[DATA TO EXAMINE — start]

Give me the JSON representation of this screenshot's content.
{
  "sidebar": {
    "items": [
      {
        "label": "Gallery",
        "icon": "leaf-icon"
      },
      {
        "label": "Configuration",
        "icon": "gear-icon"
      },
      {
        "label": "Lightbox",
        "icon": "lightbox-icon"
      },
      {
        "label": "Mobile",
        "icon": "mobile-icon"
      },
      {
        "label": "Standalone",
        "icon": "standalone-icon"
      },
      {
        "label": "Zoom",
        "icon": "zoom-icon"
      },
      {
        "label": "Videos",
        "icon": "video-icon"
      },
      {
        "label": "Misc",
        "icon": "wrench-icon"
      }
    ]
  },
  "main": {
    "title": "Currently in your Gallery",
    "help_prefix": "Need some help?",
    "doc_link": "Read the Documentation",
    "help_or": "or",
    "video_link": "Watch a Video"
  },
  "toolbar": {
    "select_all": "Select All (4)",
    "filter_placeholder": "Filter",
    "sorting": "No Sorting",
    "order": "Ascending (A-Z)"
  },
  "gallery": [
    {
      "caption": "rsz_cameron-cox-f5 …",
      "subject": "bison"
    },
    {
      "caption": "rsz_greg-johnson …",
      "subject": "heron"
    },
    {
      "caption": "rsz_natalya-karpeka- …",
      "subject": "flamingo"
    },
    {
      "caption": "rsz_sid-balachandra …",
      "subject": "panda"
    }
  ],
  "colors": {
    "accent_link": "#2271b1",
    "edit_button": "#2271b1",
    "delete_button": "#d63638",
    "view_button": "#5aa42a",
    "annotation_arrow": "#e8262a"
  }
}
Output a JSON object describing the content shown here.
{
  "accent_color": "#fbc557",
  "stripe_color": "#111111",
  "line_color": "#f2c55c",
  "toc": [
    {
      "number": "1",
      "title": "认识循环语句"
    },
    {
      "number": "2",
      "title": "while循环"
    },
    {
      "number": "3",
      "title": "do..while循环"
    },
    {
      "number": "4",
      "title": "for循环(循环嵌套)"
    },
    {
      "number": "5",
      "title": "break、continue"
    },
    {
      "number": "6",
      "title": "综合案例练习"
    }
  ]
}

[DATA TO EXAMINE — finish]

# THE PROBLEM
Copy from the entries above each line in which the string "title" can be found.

# WRITTEN RESPONSE
    "title": "Currently in your Gallery",
      "title": "认识循环语句"
      "title": "while循环"
      "title": "do..while循环"
      "title": "for循环(循环嵌套)"
      "title": "break、continue"
      "title": "综合案例练习"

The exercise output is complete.